What Works in Counseling, Psychotherapy, and Psychoanalysis: Embrace Difference

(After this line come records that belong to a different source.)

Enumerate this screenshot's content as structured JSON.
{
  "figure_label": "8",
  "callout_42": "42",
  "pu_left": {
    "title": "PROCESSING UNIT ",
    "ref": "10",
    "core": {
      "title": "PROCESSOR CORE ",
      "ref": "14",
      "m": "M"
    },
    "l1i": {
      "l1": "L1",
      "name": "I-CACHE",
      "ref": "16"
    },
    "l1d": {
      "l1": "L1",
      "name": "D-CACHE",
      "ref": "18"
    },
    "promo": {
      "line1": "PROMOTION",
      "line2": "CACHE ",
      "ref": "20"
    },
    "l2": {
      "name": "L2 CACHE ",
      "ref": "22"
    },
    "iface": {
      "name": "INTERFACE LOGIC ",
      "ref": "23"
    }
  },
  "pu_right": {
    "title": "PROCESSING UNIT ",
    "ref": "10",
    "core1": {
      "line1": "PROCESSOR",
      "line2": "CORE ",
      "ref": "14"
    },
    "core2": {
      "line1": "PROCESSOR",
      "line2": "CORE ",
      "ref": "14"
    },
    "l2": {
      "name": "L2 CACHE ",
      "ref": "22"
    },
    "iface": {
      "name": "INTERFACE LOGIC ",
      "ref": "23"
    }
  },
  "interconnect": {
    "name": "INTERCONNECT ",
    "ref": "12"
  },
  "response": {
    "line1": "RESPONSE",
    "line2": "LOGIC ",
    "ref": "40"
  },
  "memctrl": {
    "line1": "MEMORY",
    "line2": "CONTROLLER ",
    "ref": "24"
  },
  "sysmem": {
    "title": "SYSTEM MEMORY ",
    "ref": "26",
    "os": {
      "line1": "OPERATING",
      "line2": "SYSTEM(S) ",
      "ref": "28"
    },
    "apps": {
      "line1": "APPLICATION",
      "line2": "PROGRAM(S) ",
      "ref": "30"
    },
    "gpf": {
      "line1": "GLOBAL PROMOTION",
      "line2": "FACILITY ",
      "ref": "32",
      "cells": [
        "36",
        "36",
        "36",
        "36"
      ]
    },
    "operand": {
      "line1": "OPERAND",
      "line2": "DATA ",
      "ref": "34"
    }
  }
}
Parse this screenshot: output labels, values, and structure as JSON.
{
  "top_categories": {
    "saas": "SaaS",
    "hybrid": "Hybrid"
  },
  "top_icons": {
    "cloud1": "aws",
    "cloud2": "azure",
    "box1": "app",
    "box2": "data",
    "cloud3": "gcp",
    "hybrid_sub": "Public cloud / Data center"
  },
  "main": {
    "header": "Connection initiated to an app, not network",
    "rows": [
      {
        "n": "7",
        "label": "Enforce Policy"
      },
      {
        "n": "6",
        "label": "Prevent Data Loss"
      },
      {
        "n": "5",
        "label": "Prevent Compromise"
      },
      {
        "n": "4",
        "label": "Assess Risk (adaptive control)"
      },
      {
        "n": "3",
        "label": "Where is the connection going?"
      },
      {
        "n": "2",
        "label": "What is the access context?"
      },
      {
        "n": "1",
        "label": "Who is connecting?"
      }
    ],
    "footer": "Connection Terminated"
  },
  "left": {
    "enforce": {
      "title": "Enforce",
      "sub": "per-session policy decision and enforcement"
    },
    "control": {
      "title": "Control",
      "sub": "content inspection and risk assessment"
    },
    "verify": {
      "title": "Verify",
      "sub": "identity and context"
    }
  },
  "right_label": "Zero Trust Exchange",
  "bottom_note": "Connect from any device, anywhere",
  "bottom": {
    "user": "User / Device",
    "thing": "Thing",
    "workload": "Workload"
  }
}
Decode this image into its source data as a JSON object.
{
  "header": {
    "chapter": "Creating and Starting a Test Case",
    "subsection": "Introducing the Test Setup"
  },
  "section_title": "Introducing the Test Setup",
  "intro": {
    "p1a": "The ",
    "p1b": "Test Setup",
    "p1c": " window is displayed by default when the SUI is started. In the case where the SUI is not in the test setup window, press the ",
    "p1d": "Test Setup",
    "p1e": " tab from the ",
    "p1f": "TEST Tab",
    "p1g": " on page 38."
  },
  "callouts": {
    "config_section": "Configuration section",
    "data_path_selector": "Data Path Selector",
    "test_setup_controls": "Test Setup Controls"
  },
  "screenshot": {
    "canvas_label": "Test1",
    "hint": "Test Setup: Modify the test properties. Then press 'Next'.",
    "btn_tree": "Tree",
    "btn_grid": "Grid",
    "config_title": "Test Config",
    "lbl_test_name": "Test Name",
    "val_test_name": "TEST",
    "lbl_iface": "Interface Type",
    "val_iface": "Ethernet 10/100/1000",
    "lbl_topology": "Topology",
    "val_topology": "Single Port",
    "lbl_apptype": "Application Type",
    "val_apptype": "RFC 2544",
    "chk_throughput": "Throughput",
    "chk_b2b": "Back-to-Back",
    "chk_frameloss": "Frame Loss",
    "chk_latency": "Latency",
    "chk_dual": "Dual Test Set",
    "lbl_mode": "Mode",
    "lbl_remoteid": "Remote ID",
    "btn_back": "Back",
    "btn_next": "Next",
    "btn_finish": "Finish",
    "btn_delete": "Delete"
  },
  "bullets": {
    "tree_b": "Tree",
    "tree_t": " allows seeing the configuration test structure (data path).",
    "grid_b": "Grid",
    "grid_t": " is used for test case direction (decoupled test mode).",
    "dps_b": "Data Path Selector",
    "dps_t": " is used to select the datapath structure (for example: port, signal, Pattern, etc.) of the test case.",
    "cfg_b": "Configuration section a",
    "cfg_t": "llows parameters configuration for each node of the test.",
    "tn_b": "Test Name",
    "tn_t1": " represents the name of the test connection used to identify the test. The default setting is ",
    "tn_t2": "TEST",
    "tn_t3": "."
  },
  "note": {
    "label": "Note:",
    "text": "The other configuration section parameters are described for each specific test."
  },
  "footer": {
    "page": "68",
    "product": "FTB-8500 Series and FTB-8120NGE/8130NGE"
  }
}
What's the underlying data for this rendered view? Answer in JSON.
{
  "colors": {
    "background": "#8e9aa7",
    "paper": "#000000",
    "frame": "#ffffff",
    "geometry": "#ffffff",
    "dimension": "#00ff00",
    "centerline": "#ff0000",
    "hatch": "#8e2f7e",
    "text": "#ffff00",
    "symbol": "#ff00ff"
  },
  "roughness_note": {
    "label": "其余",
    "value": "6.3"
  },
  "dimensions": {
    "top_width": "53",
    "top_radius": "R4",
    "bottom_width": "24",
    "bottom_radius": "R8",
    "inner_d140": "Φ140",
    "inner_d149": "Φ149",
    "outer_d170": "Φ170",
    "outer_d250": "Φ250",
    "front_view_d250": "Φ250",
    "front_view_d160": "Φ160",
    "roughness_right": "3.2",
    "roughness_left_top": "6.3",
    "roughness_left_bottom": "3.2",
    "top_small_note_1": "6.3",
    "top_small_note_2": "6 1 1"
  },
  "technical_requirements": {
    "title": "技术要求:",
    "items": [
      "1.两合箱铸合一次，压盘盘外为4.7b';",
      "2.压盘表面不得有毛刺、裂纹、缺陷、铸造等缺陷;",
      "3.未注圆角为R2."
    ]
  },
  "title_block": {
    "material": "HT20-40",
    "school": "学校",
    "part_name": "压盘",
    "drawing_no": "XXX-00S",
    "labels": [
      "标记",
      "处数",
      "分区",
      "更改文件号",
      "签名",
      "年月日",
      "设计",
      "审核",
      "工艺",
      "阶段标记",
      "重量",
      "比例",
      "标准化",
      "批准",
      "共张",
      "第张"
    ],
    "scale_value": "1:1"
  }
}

I am a cisgendered, heterosexual, Caucasian male who continues – especially in the current climate – to examine and attempt to understand the ways socialization as a white male of privilege can unconsciously influence my clinical work. I do take affirming stance toward women, gays, LGBTQs, African-Americans, Asian American, Latino-Americans, immigrants, and others, and remain open to having the difficult conversations that might in the process peel back layers of socialization that might have, out of my awareness, led me to not recognize or be aware of what I do not know about the life experiences of non-whites. When someone from a minority group comes to me, I am open to sharing the extent and limits of my experience as appropriate, consult relevant literature, and talk to experienced colleagues who are comfortable discussing these issues with me to better understand the variables that may influence both the construal and expression of the patient’s (and my own) phenomenological or inner experience – and my interpretation, diagnostic impressions, and conceptualizations. I want to convey to my patients that I am open to learning more about what it has been like to be them living in the dominant culture of which I am a privileged member just by where I was born (Cleveland, OH), my gender (male), my educational opportunities (Williams College; Emory University), professional opportunities open to a doctoral level clinical psychologist. And, my whiteness.